After his parent's divorce (according to Wikipedia), little Steven Spielberg invented an imaginary friend. Later in the director's life, that friend became E.T. Can the cute/ugly visitor from another planet ever find his way home? Henry Thomas and Drew Barrymore are the earth kiddies bent on helping him. The sci-fi fantasy was a box-office bonanza topping "Star Wars" as the highest-grossing film of all time. That was an honor it maintained for 10 years, until Mr. Spielberg made "Jurassic Park." (1982) 115 Min. Panavision

'Norma Rae'July 29
(Fox)
Years before she was Mrs. Lincoln, Sally Field rocked the rafters as Norma Rae. The character was based on a real-life heroine, a lowly, minimum-wage textile worker who took on the bosses at her North Carolina factory.
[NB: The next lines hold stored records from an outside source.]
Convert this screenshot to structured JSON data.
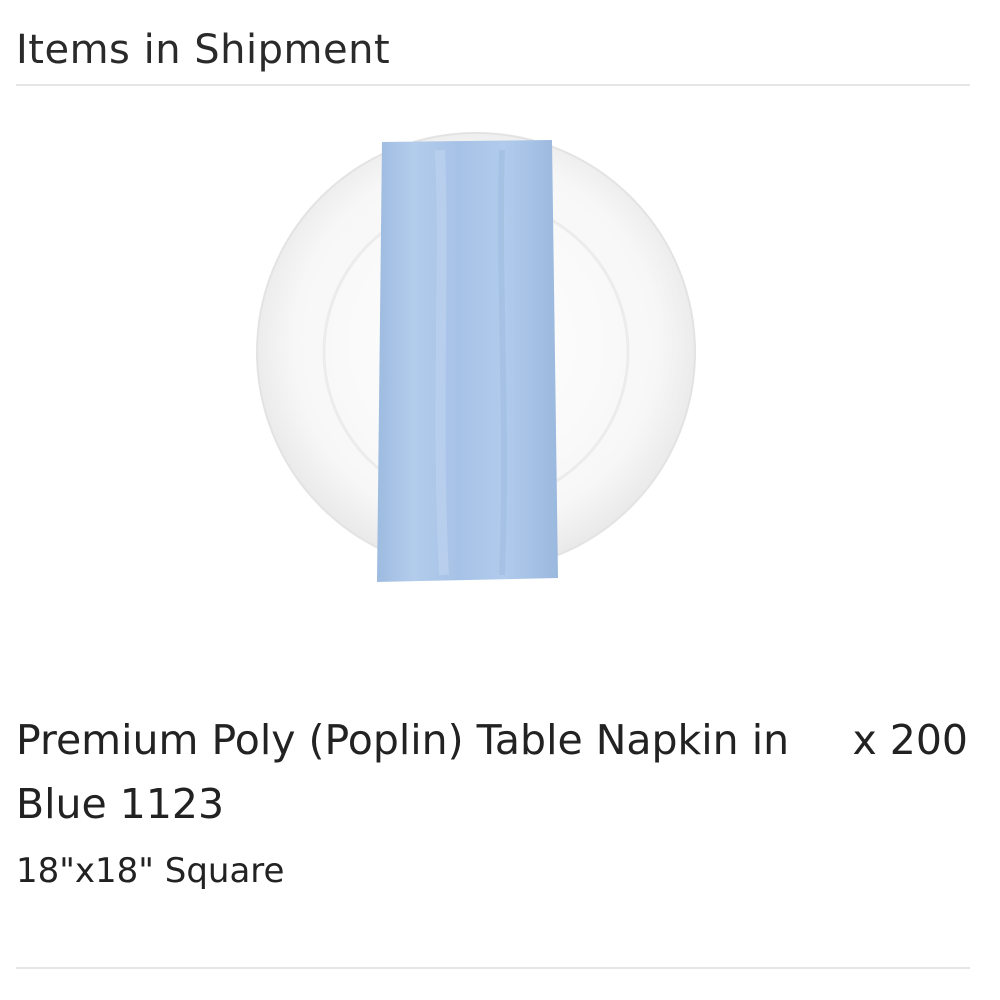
{
  "shipment": {
    "title": "Items in Shipment",
    "items": [
      {
        "name": "Premium Poly (Poplin) Table Napkin in Blue 1123",
        "size": "18\"x18\" Square",
        "quantity": "x 200",
        "image_icon": "napkin-on-plate-image",
        "napkin_color": "#A9C6E8"
      }
    ]
  }
}
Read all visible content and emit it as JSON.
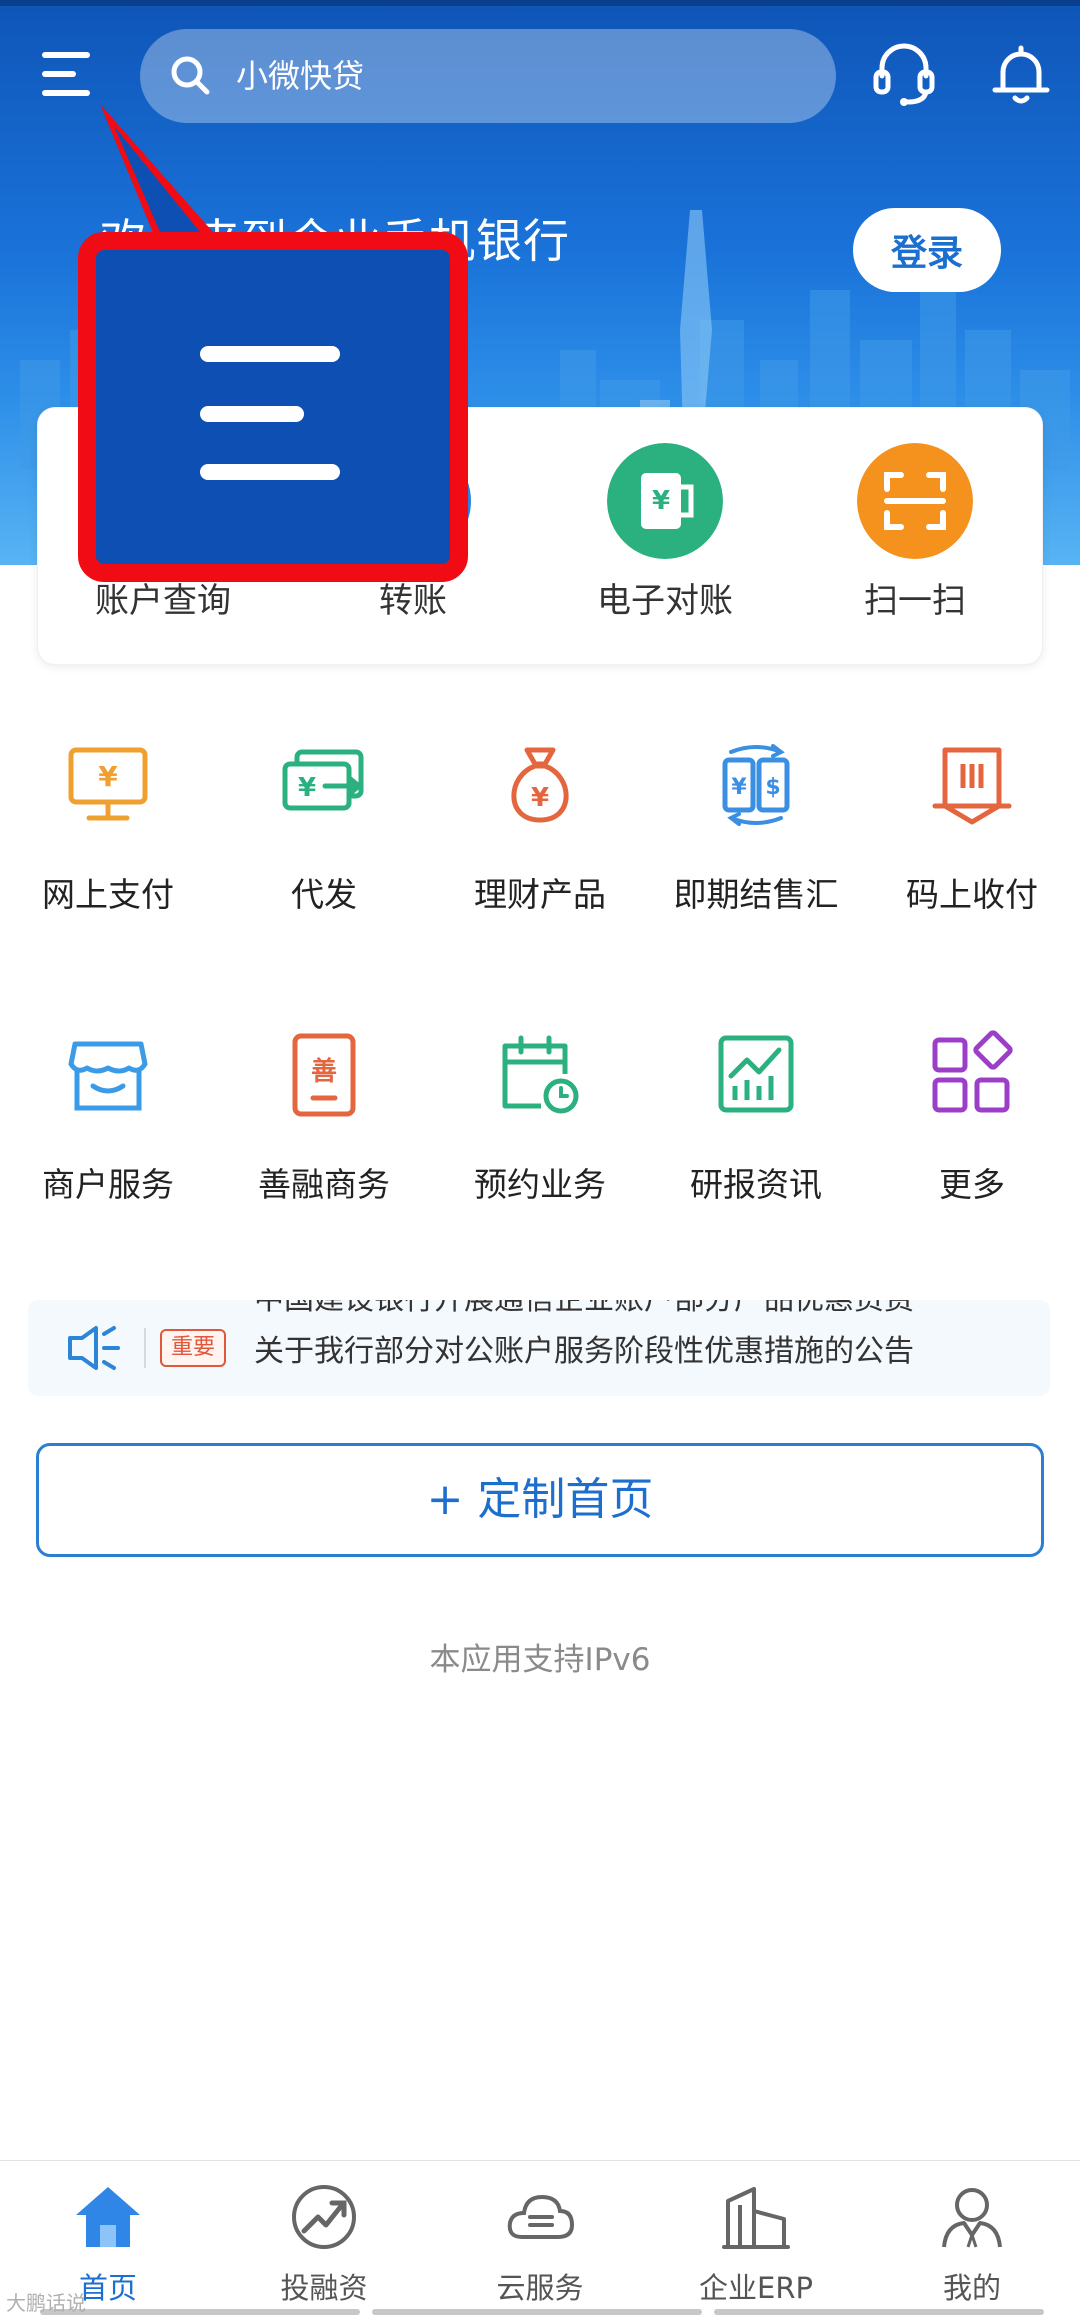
{
  "header": {
    "search_placeholder": "小微快贷",
    "welcome_text": "欢迎来到企业手机银行",
    "login_label": "登录"
  },
  "quick_actions": [
    {
      "label": "账户查询",
      "icon": "account-query-icon"
    },
    {
      "label": "转账",
      "icon": "transfer-icon"
    },
    {
      "label": "电子对账",
      "icon": "e-reconciliation-icon",
      "color": "#2bb07f"
    },
    {
      "label": "扫一扫",
      "icon": "scan-icon",
      "color": "#f5921e"
    }
  ],
  "services": [
    {
      "label": "网上支付",
      "icon": "online-payment-icon"
    },
    {
      "label": "代发",
      "icon": "payroll-icon"
    },
    {
      "label": "理财产品",
      "icon": "wealth-product-icon"
    },
    {
      "label": "即期结售汇",
      "icon": "fx-settlement-icon"
    },
    {
      "label": "码上收付",
      "icon": "qr-collect-pay-icon"
    },
    {
      "label": "商户服务",
      "icon": "merchant-service-icon"
    },
    {
      "label": "善融商务",
      "icon": "shanrong-commerce-icon"
    },
    {
      "label": "预约业务",
      "icon": "appointment-icon"
    },
    {
      "label": "研报资讯",
      "icon": "research-report-icon"
    },
    {
      "label": "更多",
      "icon": "more-icon"
    }
  ],
  "notice": {
    "tag": "重要",
    "previous_line": "中国建设银行开展通信企业账户部分产品优惠资费",
    "text": "关于我行部分对公账户服务阶段性优惠措施的公告"
  },
  "customize_label": "+ 定制首页",
  "footer_note": "本应用支持IPv6",
  "tabbar": [
    {
      "label": "首页",
      "icon": "home-icon",
      "active": true
    },
    {
      "label": "投融资",
      "icon": "investment-icon",
      "active": false
    },
    {
      "label": "云服务",
      "icon": "cloud-service-icon",
      "active": false
    },
    {
      "label": "企业ERP",
      "icon": "erp-icon",
      "active": false
    },
    {
      "label": "我的",
      "icon": "profile-icon",
      "active": false
    }
  ],
  "watermark": "大鹏话说",
  "colors": {
    "brand_blue": "#1b6fcf",
    "highlight_red": "#f10b14",
    "green": "#2bb07f",
    "orange": "#f5921e"
  }
}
Ron Leibman plays the union organizer, a Yankee from New York, who inspires her. Beau Bridges is her good-ole-boy husband. The former Flying Nun and Gidget rocked the rafters again when she picked up her first Best Actress Oscar. (1979) 110 Min. Panavision
'Willy Wonka and
the Chocolate Factory'
August 5
(Warner Bros.)
Five lucky children who find the elusive Golden Tickets get to tour a mysterious candy factory in a psychedelic fantasyland. Roald Dahl wrote the screenplay based on his book, but reportedly disowned the film due to changes made later. Gene Wilder is the eccentric, none-too-sweet chocolatier Willy. Music (Oscar nominated) is by Anthony Newley and Leslie Bricusse. In 2003, Entertainment Weekly listed "Wonka" #25 among the "Top 50 Cult Movies" of all time. (1971) 100 Min.
'Tootsie'August 12
(Sony/Columbia)
After countless rejections, a "difficult," New York-based actor resorts to extreme measures to get work. Auditioning for women's roles in a wig and heels, he/she finds soap opera success in a dress. Dustin Hoffman is a knockout (not in a pretty way) in the title role. He gets super support from Jessica Lange (an Oscar), Teri Garr (an Oscar nomination), Bill Murray and the director, Sydney Pollack, who plays a cynical agent. The A.F.I. puts "Tootsie" #2 on the list "Funniest Films of All Time," just behind "Some Like It Hot." (1982) 116 Min. Panavision